Anticipated SRM: 21.0
Anticipated IBU: 23.0
Brewhouse Efficiency: 75%
Wort Boil Time: 60 Minutes

Grain

67% – 6.0 Lbs. Maris Otter Ale Malt
08% – 0.75 Lbs. British Crystal 50-60L
08% – 0.75 Lbs. Brown Malt
05% – 0.50 Lbs. Flaked Oats
05% – 0.50 Lbs. British Crystal 135-165L
02% – 0.25 Lbs. American Chocolate
01% – 0.125 Lbs. Black Malt

Hops

1.50 oz. Bramling Cross (Pellet, 6.0% AA) @ 30 min.
0.10 0z. Fresh Hop Homegrown Willamette (Whole Cone, 5.0% AA) @ 1 min.

Extras

1.00 Whirlfloc @ 15 min.
1.00 tsp Yeast Nutrient @ 15 min.

Yeast

White Labs WLP013 London Ale (starter)
White Labs WLP645 Brettanomyces Claussenii

Water Profile

Seattle
1.00 tsp Calcium Chloride
1.00 tsp Gypsum

Mash Schedule

Sacch. Rest – 60 min @ 153F
Mashout – 10 min @ 170F

Notes

09.01.14 – Made a stir-plate 1.5L starter with 1 White Labs WLP013 London Ale vial.  Brewtoad suggests 170 billion cells to ferment 5.5 gal.  Cold crashed and decanted morning of brew day.

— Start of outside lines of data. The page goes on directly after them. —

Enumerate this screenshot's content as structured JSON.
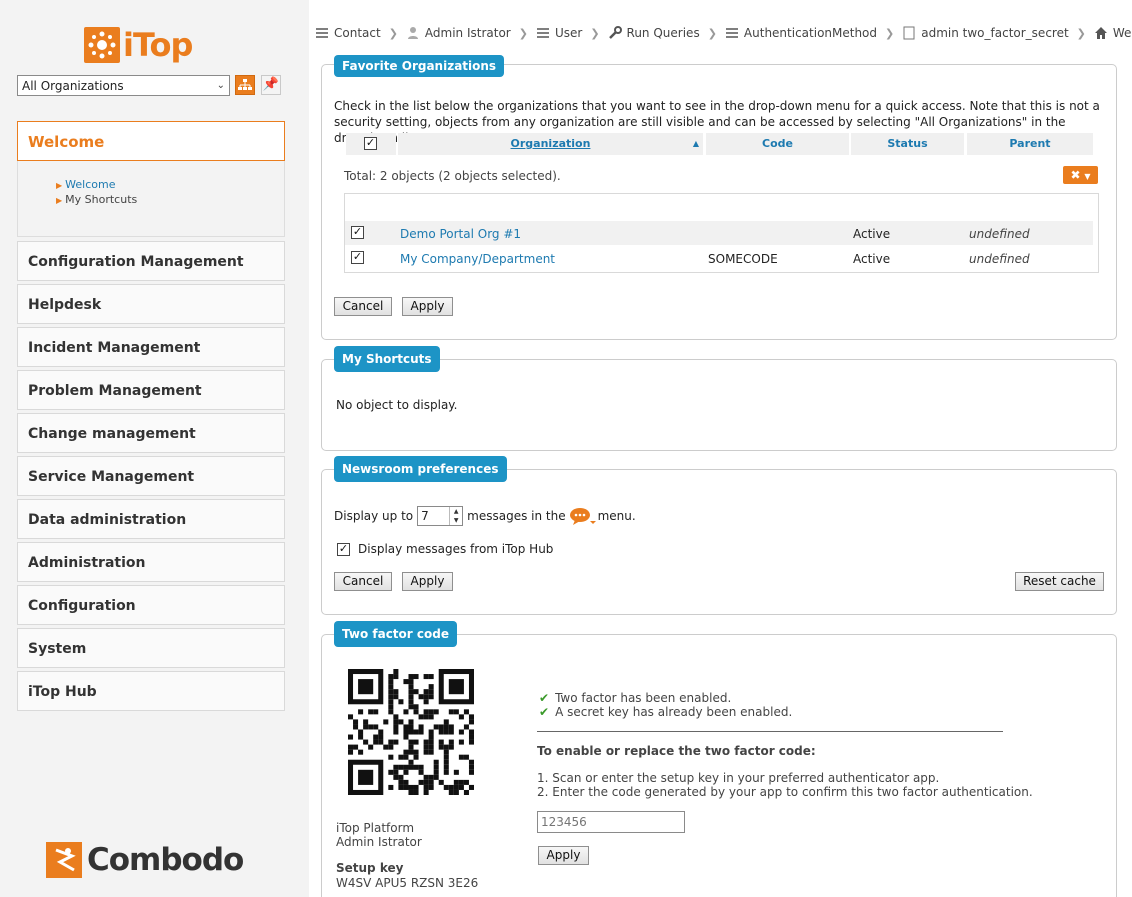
{
  "app": {
    "name": "iTop",
    "vendor": "Combodo"
  },
  "org_selector": {
    "value": "All Organizations"
  },
  "breadcrumb": [
    {
      "label": "Contact",
      "icon": "list-icon"
    },
    {
      "label": "Admin Istrator",
      "icon": "user-icon"
    },
    {
      "label": "User",
      "icon": "list-icon"
    },
    {
      "label": "Run Queries",
      "icon": "wrench-icon"
    },
    {
      "label": "AuthenticationMethod",
      "icon": "list-icon"
    },
    {
      "label": "admin two_factor_secret",
      "icon": "page-icon"
    },
    {
      "label": "Welcome",
      "icon": "home-icon"
    }
  ],
  "menu": {
    "active": "Welcome",
    "sub_items": [
      "Welcome",
      "My Shortcuts"
    ],
    "items": [
      "Configuration Management",
      "Helpdesk",
      "Incident Management",
      "Problem Management",
      "Change management",
      "Service Management",
      "Data administration",
      "Administration",
      "Configuration",
      "System",
      "iTop Hub"
    ]
  },
  "favorites": {
    "title": "Favorite Organizations",
    "description": "Check in the list below the organizations that you want to see in the drop-down menu for a quick access. Note that this is not a security setting, objects from any organization are still visible and can be accessed by selecting \"All Organizations\" in the drop-down list.",
    "total": "Total: 2 objects (2 objects selected).",
    "columns": [
      "Organization",
      "Code",
      "Status",
      "Parent"
    ],
    "rows": [
      {
        "organization": "Demo Portal Org #1",
        "code": "",
        "status": "Active",
        "parent": "undefined"
      },
      {
        "organization": "My Company/Department",
        "code": "SOMECODE",
        "status": "Active",
        "parent": "undefined"
      }
    ],
    "cancel": "Cancel",
    "apply": "Apply"
  },
  "shortcuts": {
    "title": "My Shortcuts",
    "empty": "No object to display."
  },
  "newsroom": {
    "title": "Newsroom preferences",
    "prefix": "Display up to",
    "count": "7",
    "suffix_before": "messages in the",
    "suffix_after": "menu.",
    "hub_label": "Display messages from iTop Hub",
    "cancel": "Cancel",
    "apply": "Apply",
    "reset": "Reset cache"
  },
  "twofactor": {
    "title": "Two factor code",
    "platform": "iTop Platform",
    "user": "Admin Istrator",
    "setup_key_label": "Setup key",
    "setup_key": "W4SV APU5 RZSN 3E26",
    "status1": "Two factor has been enabled.",
    "status2": "A secret key has already been enabled.",
    "heading": "To enable or replace the two factor code:",
    "step1": "1.  Scan or enter the setup key in your preferred authenticator app.",
    "step2": "2.  Enter the code generated by your app to confirm this two factor authentication.",
    "placeholder": "123456",
    "apply": "Apply"
  },
  "colors": {
    "accent": "#ea7d1e",
    "panel_title": "#1d94c6",
    "link": "#1d7ab0",
    "ok": "#3a9a2a"
  }
}
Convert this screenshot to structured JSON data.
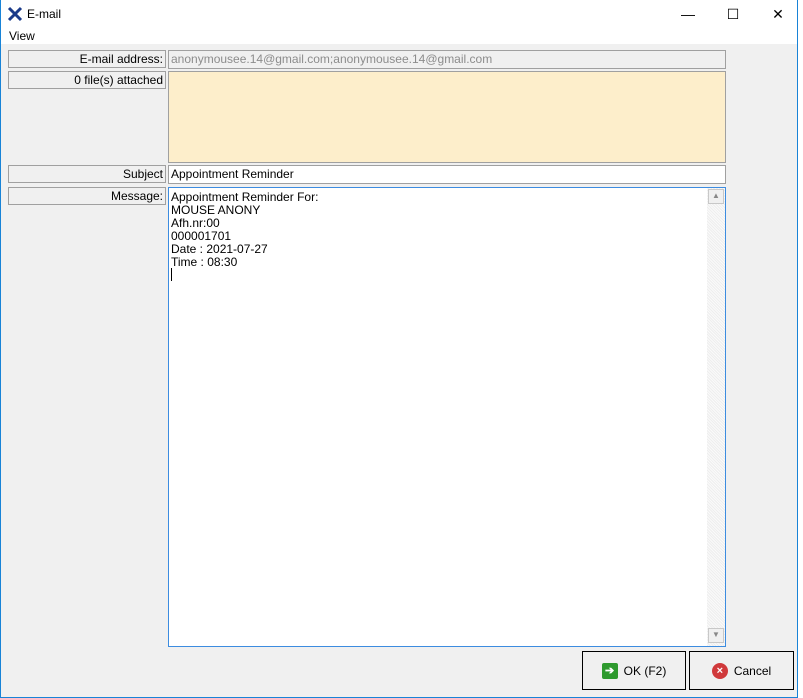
{
  "window": {
    "title": "E-mail",
    "minimize": "—",
    "maximize": "☐",
    "close": "✕"
  },
  "menu": {
    "view": "View"
  },
  "form": {
    "email_label": "E-mail address:",
    "email_value": "anonymousee.14@gmail.com;anonymousee.14@gmail.com",
    "attach_label": "0 file(s) attached",
    "subject_label": "Subject",
    "subject_value": "Appointment Reminder",
    "message_label": "Message:",
    "message_value": "Appointment Reminder For:\nMOUSE ANONY\nAfh.nr:00\n000001701\nDate : 2021-07-27\nTime : 08:30"
  },
  "buttons": {
    "ok": "OK (F2)",
    "cancel": "Cancel"
  },
  "colors": {
    "attach_bg": "#fdeecb",
    "ok_icon": "#2e9a2e",
    "cancel_icon": "#d0393b"
  }
}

Brewed 09.03.14 with Gregory

09.03.14 – Chilled wort to 65F before pitching yeast starter.

09.05.14 –  Vigorous fermentation, temperature holding steady @ 60-65F.  Fermented at this temp. for 1 week.

09.10.14 – Put fermentor onto brewbelt for 15 days.

09.25.14 – Transferred mild to secondary.

10.23.14 – Kegged and carbonated mild @ 1.65 volumes CO2.

Tasting Notes

This beer turned out great.  Notes of biscuit, nuts, and chocolate dominate the palate with vinous hints and some dry fruitiness from the Brett.  Finishes dry and crisp, with a very short finish — refreshing.

Calculated OG: 1.045
Calculated FG: 1.012
Approx. ABV: 4.3%

Harvesting Wild Yeast

Wild Yeast 01 & 02

About two months ago I began experimenting with harvesting wild yeast from different areas in my house.  Since most of my beers are fermented in the basement where our Westland Distillery whiskey barrel resides (and because we inoculated it with commercial wild yeasts and bottle dregs after our clean stout was finished) I decided to try to catch some yeast from the basement.  The process is rather simple, though unpredictable, and so far I’ve been successful with two separate batches — successful meaning I’ve definitely caught some bugs and there doesn’t appear to be any mold or off flavors present at this point.

Wild Yeast 01After Gregory and I finished sparging for the chanterelle mushroom beer, we had about 64oz of wort left over.  Instead of just dumping the wort, I let it cool to room temperature and put it into a stock pot which I covered with a grain bag and left in my basement over night.  The next morning I funneled the wort into a gallon growler, added an airlock, and waited to see what happened.  In about a week’s time, I noticed that a Brettanomyces pellicle had begun to form.  I waited another week then made up a starter wort and fed the bugs I caught, taking the opportunity to smell the yeast: mango- and pineapple-like tropical fruit notes with some light barnyard funk is what emerged.  I have been monitoring and feeding the batch roughly every two weeks ever since, cold crashing and decanting when necessary, and Gregory and I plan to use it in our turbid mash lambic-style ale which we plan to barrel ferment.  It has been exciting to witness the different phases the yeast has gone through since it’s initial capture: a few weeks after the first feeding, it was offering more standard Belgian yeast notes; now it has become fairly complex with hints of fruit, a more profound funkiness, and light Belgian-like phenolics.

Wild Yeast 02 UpstairsThe second batch is from upstairs in my kitchen.  After we finished sparging for our Baltic porter, we had about 32oz of wort left (prior to the addition of the cold steeped specialty malts which were added at the end of our boil) and I followed the same process as above, keeping it on top of a cabinet for the night.  Once again I definitely caught some bugs, and it is my hope that this batch will be more representative of the wild yeast down here on Alki beach since I do not ferment any beers in my kitchen.  So far this yeast seems milder in intensity with a light fruitiness reminiscent of stone fruit and a very faint funk in the background.  It will be interesting to see how both of these catches mature and change over time.